Distinguishing Anhydrite from Marble
While marble will effervesce when exposed to hydrochloric acid, anhydrite will not. An acid test may help distinguish carved or crystal anhydrites from marble items that may appear similar. However, keep in mind that acid testing is a destructive technique. Conduct this examination only as a last resort on an inconspicuous part of the object.
Anhydrite has many practical applications. Like its more abundant “alter ego,” gypsum, it’s used in a variety of construction materials as well as fertilizers. However, it exceeds gypsum in both calcium content and solubility, so it makes a better soil treatment. Thus, there’s an industrial demand to synthesize this material but no known jewelry use for it.
Blue and violet colors in anhydrites disappear when heat treated. However, gamma ray bombardment will restore them. Therefore, these colors possibly occur naturally due to natural radiation in the earth. Please note, natural specimens aren’t radioactive or harmful.
Notable sources of gem-quality material include the following:
- Simplon Tunnel, Switzerland: pale purple cleavages, facetable.
- Canada: Nova Scotia; Faraday Mine, Bancroft, Ontario (large purplish masses, some facetable).
- Peru: in addition to angelite, other colors.
- Italy: in addition to vulpinite, other varieties.
- Iran: facetable.
- Mexico: large blue masses, very lovely color, as well as other colors.
- United States: New Jersey; New Mexico; South Dakota; Texas.
- Austria; France; Germany; India; Poland; Sri Lanka.

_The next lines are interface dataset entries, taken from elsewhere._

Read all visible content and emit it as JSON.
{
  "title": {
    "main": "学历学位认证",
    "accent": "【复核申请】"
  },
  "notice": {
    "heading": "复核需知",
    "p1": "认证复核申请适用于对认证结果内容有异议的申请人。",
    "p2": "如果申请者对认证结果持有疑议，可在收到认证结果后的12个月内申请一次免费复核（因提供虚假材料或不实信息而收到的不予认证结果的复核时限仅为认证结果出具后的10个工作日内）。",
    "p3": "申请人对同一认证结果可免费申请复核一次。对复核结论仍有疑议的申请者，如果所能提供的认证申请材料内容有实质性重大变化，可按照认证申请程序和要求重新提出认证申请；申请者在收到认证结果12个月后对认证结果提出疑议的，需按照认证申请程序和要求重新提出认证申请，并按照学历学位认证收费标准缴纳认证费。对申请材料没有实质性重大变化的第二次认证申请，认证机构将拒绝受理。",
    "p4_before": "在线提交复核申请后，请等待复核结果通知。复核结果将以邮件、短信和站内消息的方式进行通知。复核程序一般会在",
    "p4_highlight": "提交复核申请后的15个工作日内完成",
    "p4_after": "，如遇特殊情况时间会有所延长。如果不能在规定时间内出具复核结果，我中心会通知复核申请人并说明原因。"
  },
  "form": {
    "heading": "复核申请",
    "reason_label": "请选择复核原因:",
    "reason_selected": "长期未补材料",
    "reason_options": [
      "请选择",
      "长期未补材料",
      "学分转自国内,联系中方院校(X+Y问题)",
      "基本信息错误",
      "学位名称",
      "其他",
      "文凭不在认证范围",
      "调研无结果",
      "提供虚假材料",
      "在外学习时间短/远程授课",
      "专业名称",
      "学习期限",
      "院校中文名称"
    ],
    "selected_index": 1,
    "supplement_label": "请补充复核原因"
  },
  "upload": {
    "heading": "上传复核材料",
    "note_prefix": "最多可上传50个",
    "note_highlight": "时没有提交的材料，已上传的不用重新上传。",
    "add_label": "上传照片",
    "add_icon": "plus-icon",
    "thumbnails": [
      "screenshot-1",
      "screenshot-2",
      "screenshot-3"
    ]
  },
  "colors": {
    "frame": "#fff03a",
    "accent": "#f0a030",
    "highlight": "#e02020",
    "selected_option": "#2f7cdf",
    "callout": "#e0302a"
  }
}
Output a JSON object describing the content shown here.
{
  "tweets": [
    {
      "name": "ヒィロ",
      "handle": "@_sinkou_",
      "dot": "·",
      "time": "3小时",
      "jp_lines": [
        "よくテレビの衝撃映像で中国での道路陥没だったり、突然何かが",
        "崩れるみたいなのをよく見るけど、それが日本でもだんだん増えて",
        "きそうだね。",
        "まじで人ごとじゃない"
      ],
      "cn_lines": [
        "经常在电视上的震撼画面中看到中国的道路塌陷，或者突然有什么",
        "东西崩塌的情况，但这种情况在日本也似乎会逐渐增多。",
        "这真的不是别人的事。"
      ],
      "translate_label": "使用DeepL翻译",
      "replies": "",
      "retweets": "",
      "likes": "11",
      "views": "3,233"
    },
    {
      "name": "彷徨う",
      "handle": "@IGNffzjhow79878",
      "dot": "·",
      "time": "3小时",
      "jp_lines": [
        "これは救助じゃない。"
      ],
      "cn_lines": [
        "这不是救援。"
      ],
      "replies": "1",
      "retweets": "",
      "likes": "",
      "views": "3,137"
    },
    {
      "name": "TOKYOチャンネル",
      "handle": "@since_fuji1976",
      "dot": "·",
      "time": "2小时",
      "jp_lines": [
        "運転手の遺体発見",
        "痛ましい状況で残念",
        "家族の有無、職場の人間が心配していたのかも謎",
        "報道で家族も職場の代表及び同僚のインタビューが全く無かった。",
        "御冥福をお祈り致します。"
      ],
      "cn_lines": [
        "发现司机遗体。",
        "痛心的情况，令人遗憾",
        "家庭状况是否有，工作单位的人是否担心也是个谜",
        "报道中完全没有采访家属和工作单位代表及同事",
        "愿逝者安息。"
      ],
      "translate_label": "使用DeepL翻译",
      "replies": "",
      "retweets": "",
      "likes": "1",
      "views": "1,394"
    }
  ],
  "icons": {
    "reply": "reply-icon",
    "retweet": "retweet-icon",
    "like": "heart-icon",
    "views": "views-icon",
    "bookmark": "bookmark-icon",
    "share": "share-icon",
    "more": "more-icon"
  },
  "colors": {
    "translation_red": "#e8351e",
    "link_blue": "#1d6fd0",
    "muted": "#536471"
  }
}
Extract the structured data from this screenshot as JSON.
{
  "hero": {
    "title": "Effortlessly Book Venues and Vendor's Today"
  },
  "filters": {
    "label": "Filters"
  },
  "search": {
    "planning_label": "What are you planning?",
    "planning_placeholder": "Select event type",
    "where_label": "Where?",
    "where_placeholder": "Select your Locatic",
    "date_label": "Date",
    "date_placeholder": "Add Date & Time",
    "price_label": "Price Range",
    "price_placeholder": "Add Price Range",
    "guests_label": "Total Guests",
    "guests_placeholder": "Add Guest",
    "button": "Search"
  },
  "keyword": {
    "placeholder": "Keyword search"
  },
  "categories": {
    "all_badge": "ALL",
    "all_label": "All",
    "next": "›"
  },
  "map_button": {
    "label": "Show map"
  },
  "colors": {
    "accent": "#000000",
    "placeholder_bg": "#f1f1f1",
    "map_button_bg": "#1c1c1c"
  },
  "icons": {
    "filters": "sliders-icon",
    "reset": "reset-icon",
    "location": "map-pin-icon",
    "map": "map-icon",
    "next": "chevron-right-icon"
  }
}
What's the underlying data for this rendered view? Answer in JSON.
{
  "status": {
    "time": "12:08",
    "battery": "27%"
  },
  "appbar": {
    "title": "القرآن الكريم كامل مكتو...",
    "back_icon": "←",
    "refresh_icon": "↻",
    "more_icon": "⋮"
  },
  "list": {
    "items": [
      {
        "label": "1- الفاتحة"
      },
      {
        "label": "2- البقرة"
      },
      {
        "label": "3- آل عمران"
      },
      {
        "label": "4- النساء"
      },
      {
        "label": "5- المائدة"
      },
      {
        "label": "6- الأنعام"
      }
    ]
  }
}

Discovered around 1900, this beautiful crystal specimen has a violet anhydrite crystal resting on a feldspar matrix with another paler anhydrite also emerging from it. 2.6 x 2.0 x 1.9 cm. Simplon Railway Tunnel, Valais, Switzerland. © Rob Lavinsky, www.iRocks.com. Used with permission.
Rarely faceted anhydrites usually come in small sizes (1-5 carats). However, faceters have cut gems up to 9 carats, so the potential exists for larger sizes. Cleavage masses could provide larger rough.
Swiss and Canadian localities produce most of the faceted material, usually in purplish or pale pink colors.
- Private Collection: 2.86 (pink-blue bicolor, Bancroft).
Anhydrite: Germany (6.1). © Joel E. Arem, PhD, FGA. Used with permission.
Due to their cleavage and relatively low hardness, anhydrites must be cut and handled with great care. For jewelry, avoid ring use and use protective settings if possible. Consider creating earrings, pendants, and bracelets, instead. Of course, carvings and decorative objects will hopefully face fewer risks.
Keep any anhydrites dry, especially if placed in storage. They will readily absorb moisture and, over time, turn wholly or partly into gypsum.
Don’t wipe dust off anhydrites. Since household dust consists mostly of silicon quartz, which is far harder (7) than anhydrites, you’ll scratch them. Pat them with a lint-free cloth, instead.
For more recommendations, consult our gemstone jewelry care guide.